Fifty years ago, when two commercial airliners collided over Park Slope, this is how I spoke about the enormous tragedy a few days after it happened: “Sometimes, one story crams all the drama of life into a few hours. One story runs the gamut of every human emotion.”
I pointed to the intersection of 7th Avenue and Sterling Place in Brooklyn where the wreckage of an airliner on a snowbank filled the scene. “This is where most of the story happened.”
On that day of the plane crash over New York Harbor, I was reporting on a group of underprivileged youngsters having a great time in the toy department at Macy’s. Each had been given a $5 bill ---and turned loose to shop for whatever the child wanted.
It was an old Macy's tradition, The Young Men’s Chamber of Commerce escorted bus loads of children to, as I remember it, the 5th floor toy department, then turned them loose. A $5 bill went much further in those days. It was fun following some of the children and asking them why they had chosen a game or a doll.
At the very moment, I was watching the kids in their frenetic hunt for toys, I didn’t dream that two planes were colliding in the fog over New York Harbor and that the crash would kill 134.
We didn’t have cell phones in those days but someone on our news desk managed to put through a call to Macy’s.They said it was urgent. I found a phone and called our desk. “There’s a passenger plane down in Brooklyn,” the editor said. “You’d better get down there.”
I remember rushing out of the building with our three-man camera crew. We drove the wrong way, on part of the trip to Brooklyn. I think we went south on northbound Eighth Avenue. We got there in about 15 minutes.

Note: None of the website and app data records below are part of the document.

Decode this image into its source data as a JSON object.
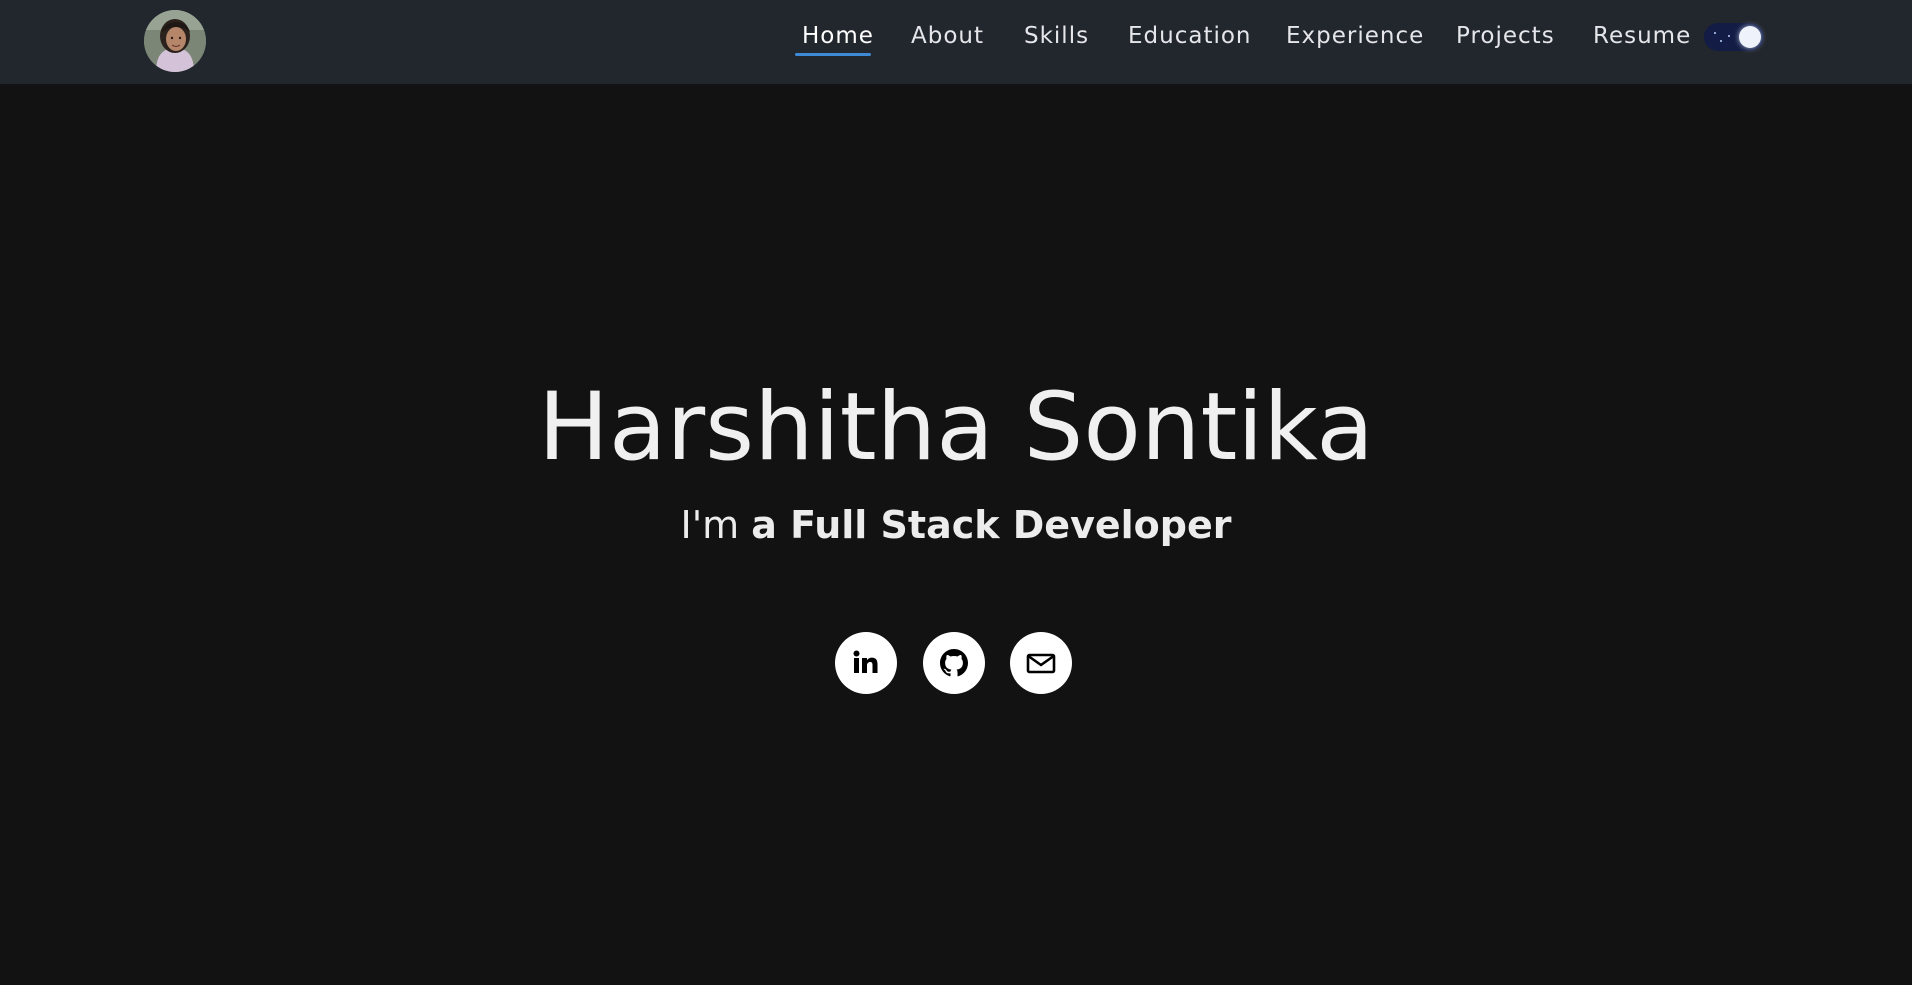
{
  "navbar": {
    "avatar_alt": "Harshitha Sontika profile photo",
    "links": [
      {
        "label": "Home",
        "active": true
      },
      {
        "label": "About",
        "active": false
      },
      {
        "label": "Skills",
        "active": false
      },
      {
        "label": "Education",
        "active": false
      },
      {
        "label": "Experience",
        "active": false
      },
      {
        "label": "Projects",
        "active": false
      },
      {
        "label": "Resume",
        "active": false
      }
    ],
    "theme_toggle": {
      "state": "dark",
      "icon": "moon-stars-icon"
    }
  },
  "hero": {
    "name": "Harshitha Sontika",
    "subtitle_lead": "I'm ",
    "subtitle_role": "a Full Stack Developer"
  },
  "socials": [
    {
      "icon": "linkedin-icon",
      "label": "LinkedIn"
    },
    {
      "icon": "github-icon",
      "label": "GitHub"
    },
    {
      "icon": "mail-icon",
      "label": "Email"
    }
  ],
  "colors": {
    "page_background": "#121212",
    "navbar_background": "#22262d",
    "active_underline": "#3f8ad6",
    "toggle_background": "#121c44",
    "text": "#ececec"
  }
}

Immediately, the desk demanded that I do a “spot” [a report] for our radio network. I didn’t know a thing yet. But I could see the smoking debris of the United airliner amid the snow banks at Sterling Place and 7th Avenue. I went up to a fire chief and asked him whether there were any survivors. He said: “None, as far as I know.” It was about 12 noon, the time for our hourly newscast. On the meager information I had, I delivered a spot, from a phone booth on the street, describing the smoking ruins, the fire fighters carting away bodies on stretchers.The frantic search for survivors.
We didn’t know at first that there had been a collision---that the other plane, a TWA airliner, had crashed in Staten Island. I found a man, a Mr. Brook, who saw the United Airlines plane go down in Brooklyn.
“It looked like part of the left engine was on fire and it seemed to be coming down at an angle and part of it hit the corner of a building. And then the plane went down on the ground. I saw people moving around inside trying to get out. The door and the tail of the plane was open and a woman started to come out and then there was a tremendous explosion.
And she was blown right out of the plane. A young child that was blown out was hanging in the tree.”
That 11-year-old child, Stephen Baltz, became the focus of the story for the next 24 hours. All over America people were hoping and praying for his survival. He was being treated at Methodist Hospital and I remember the pastor there came out to the street frequently to give us bulletins on Stephen’s condition.
Hope and prayer were not enough. On the next day, he died of pneumonia. An autopsy showed his lungs had been seared by burning jet fuel.
In those early days of my career, I always struggled to maintain a indifference to the tragedies I covered. I thought it was important to be objective at all times But the news that Stephen had died shattered me. I think the staff at the hospital felt the same way.
Years later, Barbara Lewnes, the nurse who sat with the boy through the long night after the crash, said that most of the time he slept but, for an instant, he woke up. “He wanted to know where he was, he felt fine, he wanted a television,” the Times reported.
And Ms. Lewnes said: “You stood there looking at this little boy and he was saying this and you know to me it was still the weirdest thing that I’ve ever seen.”
She told him she’d see about a television set and then he fell asleep again. She left the hospital that morning, feeling optimistic, went home and then awoke that afternoon to hear a radio report that the little boy had died.
For the young nurse and the people of New York the tragedy of December 16, 1960 was great. Stephen Baltz was its symbol.